Since Congress designed and implemented the last budget process in 1974, only on four occasions have all of the appropriations bills for discretionary spending been passed on time.
Progressive Democrats' opposition to sending cluster bombs to Ukraine is welcome. Their arguments apply to much of the military aid the U.S. is sending the country.
Projections of huge savings are making the rounds. Nothing could be further from the truth.
Plus: SCOTUS won't hear Reddit sex trafficking case, debt deal would increase spending on SNAP benefits, and more...
Plus: Artificial intelligence and jobs, how government caused a lifeguard shortage, and more...
The deal will freeze non-military discretionary spending this year and allow a 1 percent increase in 2024.
The Pentagon’s “accounting error” will allow President Joe Biden to send an extra $3 billion in military aid to Ukraine without congressional approval. Was this deliberate?
Does Ukraine face an existential risk? Does it matter?
If Republicans refuse to gore their three sacred cows, a new CBO report shows that balancing the budget is literally impossible.
Plus: The National Endowment for Democracy ends funding of conservative media blacklist, the U.S. Supreme Court will hear major internet free speech case, and more...
After $67 billion and more than 20 years, the F-22 finally won a dogfight against an unarmed, nearly immobile opponent.
Sen. Rand Paul says Republicans "have to give up the sacred cow" of military spending in order to make a deal that will address the debt ceiling and balance the budget.
Social Security, Medicare, and Medicaid are still the chief drivers of our future debt. But Republicans aren't touching them.
The actual total is probably higher according to the Government Accountability Office's new report.
A Swedish company will soon be delivering electric single-person aircraft that can take off and land vertically, which the F-35B struggles with despite billions in funding.
For most aid critics, the urge to cut off Kyiv appears unconnected to any sort of principled realism, non-interventionism, or even isolationism.

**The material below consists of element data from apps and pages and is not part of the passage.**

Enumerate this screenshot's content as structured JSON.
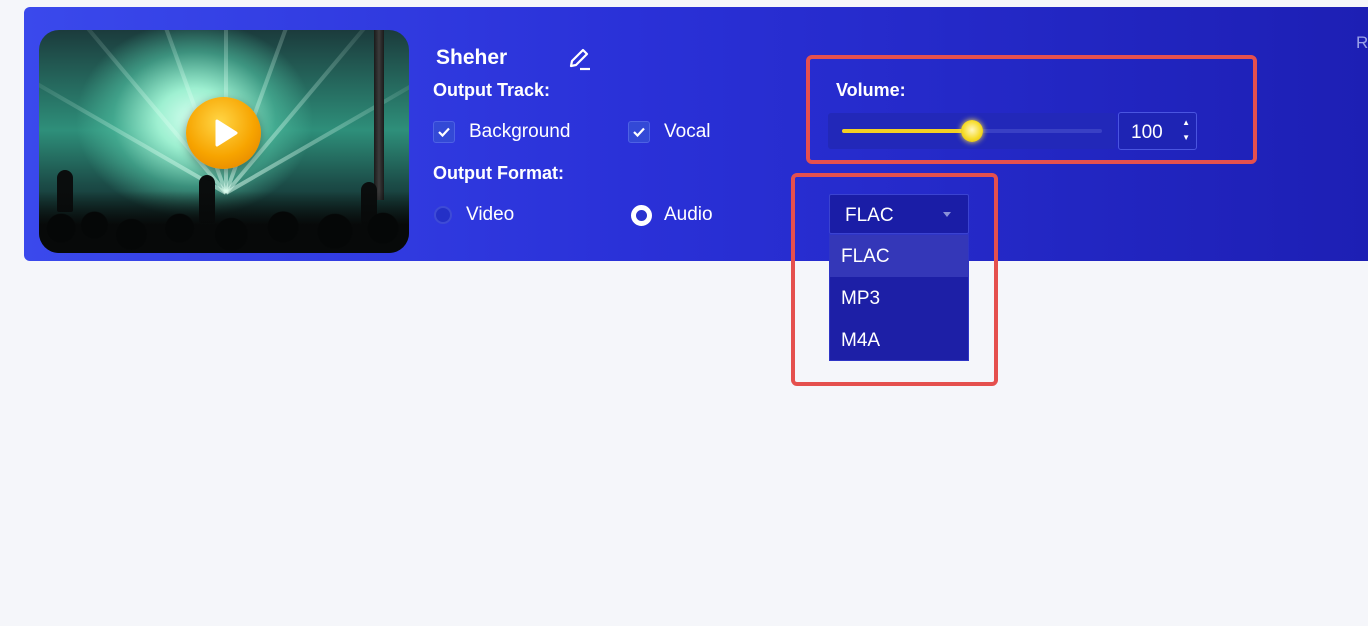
{
  "media": {
    "title": "Sheher",
    "clipped_text": "R"
  },
  "output_track": {
    "label": "Output Track:",
    "options": [
      {
        "label": "Background",
        "checked": true
      },
      {
        "label": "Vocal",
        "checked": true
      }
    ]
  },
  "output_format": {
    "label": "Output Format:",
    "options": [
      {
        "label": "Video",
        "selected": false
      },
      {
        "label": "Audio",
        "selected": true
      }
    ],
    "selected_format": "FLAC",
    "dropdown_options": [
      "FLAC",
      "MP3",
      "M4A"
    ],
    "highlighted_option": "FLAC"
  },
  "volume": {
    "label": "Volume:",
    "value": "100",
    "slider_level": 0.5
  },
  "colors": {
    "accent": "#2a31d8",
    "slider": "#f3d024",
    "highlight_box": "#e5504e",
    "play_button": "#f7a400"
  },
  "icons": [
    "play-icon",
    "edit-icon",
    "check-icon",
    "caret-down-icon",
    "spin-up-icon",
    "spin-down-icon"
  ]
}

The maritime industry inserted some protectionism into the National Defense Authorization Act.
Plus: Title 42 order termination is on hold, the FTC vs. Meta, and more...
Plus: The editors extend the discussion on the lack of immigration reform in this week’s bill.
Plus: North Carolina strikes down voter ID law, more turmoil at Twitter, and more...
Boeing reports that the two new presidential shuttles its building will now be $2 billion over budget.
Senate Republicans have raised reasonable objections that legislation covering veterans' health conditions linked to toxic burn pits will allow for more spending on unrelated items.
Under Biden, Trump, and Obama, government federal spending almost doubled.